DATA FOR ANALYSIS:
◇ ◇ ◇ ◇ ◇

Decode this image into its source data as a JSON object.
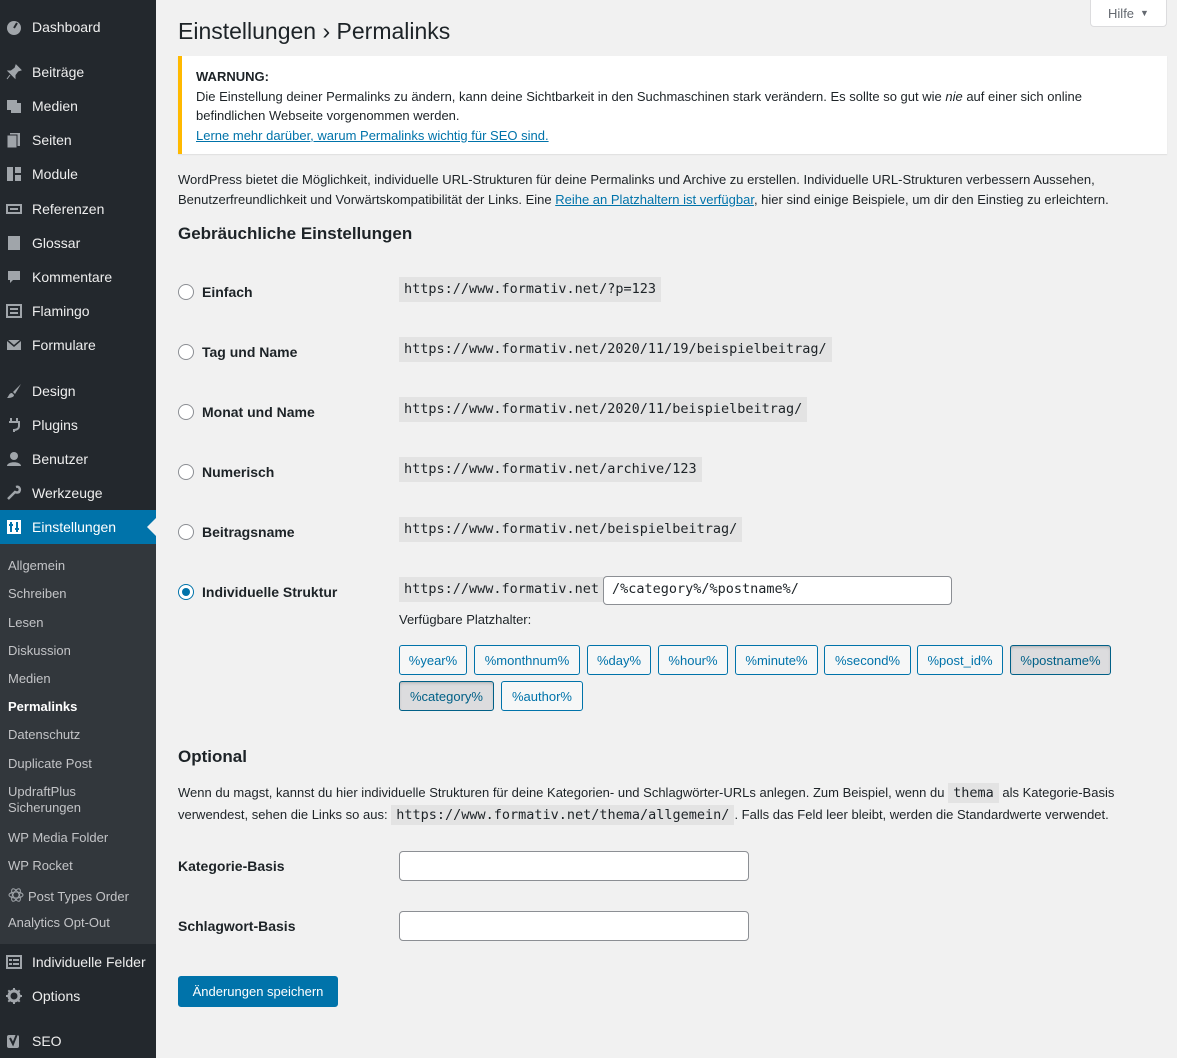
{
  "sidebar": {
    "items": [
      {
        "label": "Dashboard",
        "icon": "dashboard-icon"
      },
      {
        "label": "Beiträge",
        "icon": "pin-icon"
      },
      {
        "label": "Medien",
        "icon": "media-icon"
      },
      {
        "label": "Seiten",
        "icon": "pages-icon"
      },
      {
        "label": "Module",
        "icon": "modules-icon"
      },
      {
        "label": "Referenzen",
        "icon": "references-icon"
      },
      {
        "label": "Glossar",
        "icon": "book-icon"
      },
      {
        "label": "Kommentare",
        "icon": "comment-icon"
      },
      {
        "label": "Flamingo",
        "icon": "flamingo-icon"
      },
      {
        "label": "Formulare",
        "icon": "mail-icon"
      },
      {
        "label": "Design",
        "icon": "brush-icon"
      },
      {
        "label": "Plugins",
        "icon": "plugin-icon"
      },
      {
        "label": "Benutzer",
        "icon": "user-icon"
      },
      {
        "label": "Werkzeuge",
        "icon": "wrench-icon"
      },
      {
        "label": "Einstellungen",
        "icon": "settings-icon"
      },
      {
        "label": "Individuelle Felder",
        "icon": "fields-icon"
      },
      {
        "label": "Options",
        "icon": "gear-icon"
      },
      {
        "label": "SEO",
        "icon": "yoast-icon"
      }
    ],
    "submenu": [
      "Allgemein",
      "Schreiben",
      "Lesen",
      "Diskussion",
      "Medien",
      "Permalinks",
      "Datenschutz",
      "Duplicate Post",
      "UpdraftPlus Sicherungen",
      "WP Media Folder",
      "WP Rocket",
      "Post Types Order",
      "Analytics Opt-Out"
    ]
  },
  "header": {
    "help": "Hilfe",
    "title": "Einstellungen › Permalinks"
  },
  "warning": {
    "title": "WARNUNG:",
    "text_before": "Die Einstellung deiner Permalinks zu ändern, kann deine Sichtbarkeit in den Suchmaschinen stark verändern. Es sollte so gut wie ",
    "emph": "nie",
    "text_after": " auf einer sich online befindlichen Webseite vorgenommen werden.",
    "link": "Lerne mehr darüber, warum Permalinks wichtig für SEO sind."
  },
  "intro": {
    "before": "WordPress bietet die Möglichkeit, individuelle URL-Strukturen für deine Permalinks und Archive zu erstellen. Individuelle URL-Strukturen verbessern Aussehen, Benutzerfreundlichkeit und Vorwärtskompatibilität der Links. Eine ",
    "link": "Reihe an Platzhaltern ist verfügbar",
    "after": ", hier sind einige Beispiele, um dir den Einstieg zu erleichtern."
  },
  "common": {
    "heading": "Gebräuchliche Einstellungen",
    "options": [
      {
        "label": "Einfach",
        "url": "https://www.formativ.net/?p=123"
      },
      {
        "label": "Tag und Name",
        "url": "https://www.formativ.net/2020/11/19/beispielbeitrag/"
      },
      {
        "label": "Monat und Name",
        "url": "https://www.formativ.net/2020/11/beispielbeitrag/"
      },
      {
        "label": "Numerisch",
        "url": "https://www.formativ.net/archive/123"
      },
      {
        "label": "Beitragsname",
        "url": "https://www.formativ.net/beispielbeitrag/"
      },
      {
        "label": "Individuelle Struktur",
        "url": "https://www.formativ.net"
      }
    ],
    "custom_value": "/%category%/%postname%/",
    "available_label": "Verfügbare Platzhalter:",
    "tags": [
      "%year%",
      "%monthnum%",
      "%day%",
      "%hour%",
      "%minute%",
      "%second%",
      "%post_id%",
      "%postname%",
      "%category%",
      "%author%"
    ]
  },
  "optional": {
    "heading": "Optional",
    "desc1": "Wenn du magst, kannst du hier individuelle Strukturen für deine Kategorien- und Schlagwörter-URLs anlegen. Zum Beispiel, wenn du ",
    "code1": "thema",
    "desc2": " als Kategorie-Basis verwendest, sehen die Links so aus: ",
    "code2": "https://www.formativ.net/thema/allgemein/",
    "desc3": ". Falls das Feld leer bleibt, werden die Standardwerte verwendet.",
    "category_label": "Kategorie-Basis",
    "tag_label": "Schlagwort-Basis"
  },
  "save_label": "Änderungen speichern"
}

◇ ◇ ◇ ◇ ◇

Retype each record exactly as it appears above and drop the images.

WORKED SOLUTION:
Decode this image into its source data as a JSON object.
{
  "sidebar": {
    "items": [
      {
        "label": "Dashboard",
        "icon": "dashboard-icon"
      },
      {
        "label": "Beiträge",
        "icon": "pin-icon"
      },
      {
        "label": "Medien",
        "icon": "media-icon"
      },
      {
        "label": "Seiten",
        "icon": "pages-icon"
      },
      {
        "label": "Module",
        "icon": "modules-icon"
      },
      {
        "label": "Referenzen",
        "icon": "references-icon"
      },
      {
        "label": "Glossar",
        "icon": "book-icon"
      },
      {
        "label": "Kommentare",
        "icon": "comment-icon"
      },
      {
        "label": "Flamingo",
        "icon": "flamingo-icon"
      },
      {
        "label": "Formulare",
        "icon": "mail-icon"
      },
      {
        "label": "Design",
        "icon": "brush-icon"
      },
      {
        "label": "Plugins",
        "icon": "plugin-icon"
      },
      {
        "label": "Benutzer",
        "icon": "user-icon"
      },
      {
        "label": "Werkzeuge",
        "icon": "wrench-icon"
      },
      {
        "label": "Einstellungen",
        "icon": "settings-icon"
      },
      {
        "label": "Individuelle Felder",
        "icon": "fields-icon"
      },
      {
        "label": "Options",
        "icon": "gear-icon"
      },
      {
        "label": "SEO",
        "icon": "yoast-icon"
      }
    ],
    "submenu": [
      "Allgemein",
      "Schreiben",
      "Lesen",
      "Diskussion",
      "Medien",
      "Permalinks",
      "Datenschutz",
      "Duplicate Post",
      "UpdraftPlus Sicherungen",
      "WP Media Folder",
      "WP Rocket",
      "Post Types Order",
      "Analytics Opt-Out"
    ]
  },
  "header": {
    "help": "Hilfe",
    "title": "Einstellungen › Permalinks"
  },
  "warning": {
    "title": "WARNUNG:",
    "text_before": "Die Einstellung deiner Permalinks zu ändern, kann deine Sichtbarkeit in den Suchmaschinen stark verändern. Es sollte so gut wie ",
    "emph": "nie",
    "text_after": " auf einer sich online befindlichen Webseite vorgenommen werden.",
    "link": "Lerne mehr darüber, warum Permalinks wichtig für SEO sind."
  },
  "intro": {
    "before": "WordPress bietet die Möglichkeit, individuelle URL-Strukturen für deine Permalinks und Archive zu erstellen. Individuelle URL-Strukturen verbessern Aussehen, Benutzerfreundlichkeit und Vorwärtskompatibilität der Links. Eine ",
    "link": "Reihe an Platzhaltern ist verfügbar",
    "after": ", hier sind einige Beispiele, um dir den Einstieg zu erleichtern."
  },
  "common": {
    "heading": "Gebräuchliche Einstellungen",
    "options": [
      {
        "label": "Einfach",
        "url": "https://www.formativ.net/?p=123"
      },
      {
        "label": "Tag und Name",
        "url": "https://www.formativ.net/2020/11/19/beispielbeitrag/"
      },
      {
        "label": "Monat und Name",
        "url": "https://www.formativ.net/2020/11/beispielbeitrag/"
      },
      {
        "label": "Numerisch",
        "url": "https://www.formativ.net/archive/123"
      },
      {
        "label": "Beitragsname",
        "url": "https://www.formativ.net/beispielbeitrag/"
      },
      {
        "label": "Individuelle Struktur",
        "url": "https://www.formativ.net"
      }
    ],
    "custom_value": "/%category%/%postname%/",
    "available_label": "Verfügbare Platzhalter:",
    "tags": [
      "%year%",
      "%monthnum%",
      "%day%",
      "%hour%",
      "%minute%",
      "%second%",
      "%post_id%",
      "%postname%",
      "%category%",
      "%author%"
    ]
  },
  "optional": {
    "heading": "Optional",
    "desc1": "Wenn du magst, kannst du hier individuelle Strukturen für deine Kategorien- und Schlagwörter-URLs anlegen. Zum Beispiel, wenn du ",
    "code1": "thema",
    "desc2": " als Kategorie-Basis verwendest, sehen die Links so aus: ",
    "code2": "https://www.formativ.net/thema/allgemein/",
    "desc3": ". Falls das Feld leer bleibt, werden die Standardwerte verwendet.",
    "category_label": "Kategorie-Basis",
    "tag_label": "Schlagwort-Basis"
  },
  "save_label": "Änderungen speichern"
}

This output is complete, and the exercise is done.